This is one of Beth Schellhous' easy weeknight dinners. She likes to serve it with broccoli and homemade whole wheat bread. Sometimes, though, it's frozen broccoli and whatever bread happens to be in the house.
- 1 large spaghetti squash
- 1 teaspoon olive oil
- 1/2 teaspoon garlic salt
- 1 jar of your marinara sauce (homemade or store bought)
Preheat oven to 350 F.
Cut spaghetti squash lengthwise. Scoop out seeds. Place facedown in a 9-by-13-inch glass baking dish that has been greased with oil or vegetable spray.
Fill baking dish with water up to an inch. Add garlic salt. Bake for an hour.
Remove and let cool. When it is cool enough to hold, use a fork to "shred" the squash to make "noodles.". Strain excess liquid. Serve topped with marinara, like regular spaghetti.
Beth Schellhous usually cooks the squash ahead of time, so that prep is easy at dinnertime. It does not need to be eaten right away and saves quite well.
This recipe has been adapted from the Eat. Drink. Smile. blog. Toppings need to be precooked if you want them soft, since you are only broiling for a few minutes.
- 1 cup cooked, "riced" cauliflower (from 1 large head)
- 1 large egg, beaten
- 1 cup shredded mozzarella cheese
- 1 teaspoon dried oregano
- 1/2 teaspoon crushed garlic
- 1/2 teaspooon garlic salt
- Olive oil (optional)
- Canned crushed tomatoes for sauce
- 1 teaspoon garlic powder
- 3 tablespoons chopped fresh basil (you can use dried, but it's better fresh)
- 2 tablespoons crumbled feta cheese
- 1 cup shredded mozzarella cheese
- Handful of spinach
- 3 Roma tomatoes sliced
- 1/2 orange pepper julienned
- 1/2 yellow pepper julienned
- 20 turkey pepperoni
To "rice" the cauliflower, remove stems and leaves and chop the florets into chunks. Add to food processor and pulse until it looks like grain. Do not over pulse or you will puree it. (If you don't have a food processor, or dry ingredient blender attachment, you can grate the whole head with a cheese grater).
Place the riced cauliflower into a microwave safe bowl and microwave for 8 minutes (some microwaves are more powerful than others, so you may need to reduce this cooking time). There is no need to add water, as the natural moisture in the cauliflower is enough to cook itself.

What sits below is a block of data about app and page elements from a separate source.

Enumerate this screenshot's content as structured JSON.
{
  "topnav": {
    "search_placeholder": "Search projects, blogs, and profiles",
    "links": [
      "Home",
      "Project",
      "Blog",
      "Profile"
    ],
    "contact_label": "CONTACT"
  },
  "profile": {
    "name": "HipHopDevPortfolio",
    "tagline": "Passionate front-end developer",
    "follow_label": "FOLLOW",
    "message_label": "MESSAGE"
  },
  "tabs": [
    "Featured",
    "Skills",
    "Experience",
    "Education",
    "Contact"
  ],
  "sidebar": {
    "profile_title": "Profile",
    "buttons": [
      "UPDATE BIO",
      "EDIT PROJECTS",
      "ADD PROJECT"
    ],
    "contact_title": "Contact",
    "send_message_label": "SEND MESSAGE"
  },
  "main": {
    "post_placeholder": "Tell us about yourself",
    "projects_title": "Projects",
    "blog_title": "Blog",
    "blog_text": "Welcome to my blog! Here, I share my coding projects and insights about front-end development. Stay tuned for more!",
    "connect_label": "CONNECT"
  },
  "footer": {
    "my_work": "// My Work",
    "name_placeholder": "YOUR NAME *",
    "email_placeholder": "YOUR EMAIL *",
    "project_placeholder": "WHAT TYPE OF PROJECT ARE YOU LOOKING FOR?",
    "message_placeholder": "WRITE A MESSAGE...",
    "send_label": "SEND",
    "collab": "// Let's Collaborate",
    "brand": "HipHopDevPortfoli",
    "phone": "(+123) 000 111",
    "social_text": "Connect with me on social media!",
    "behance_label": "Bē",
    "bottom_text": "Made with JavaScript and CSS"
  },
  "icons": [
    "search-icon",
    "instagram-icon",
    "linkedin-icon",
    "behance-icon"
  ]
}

One large head makes about 3 cups of riced cauliflower. The remainder can be used to make additional pizza crusts immediately, or can be stored in the refrigerator for up to a week.
Preheat oven to 450 F. Spray a cookie sheet with non-stick cooking spray.
In a medium bowl, stir together 1 cup cauliflower, egg and mozzarella. Add oregano, crushed garlic and garlic salt and stir. Transfer to the cookie sheet and, using your hands, pat out into a 9-inch round. Optional: Brush olive oil over top of mixture to help with browning.
Bake at for 15 minutes.
Remove from oven.
To the crust, add sauce, toppings and cheese. You can put a little cheese first, add spinach, then peppers and tomatoes, then pepperoni and top with remaining mozzarella and feta. Place under a broiler at high heat just until cheese is melted, 3 to 4 minutes.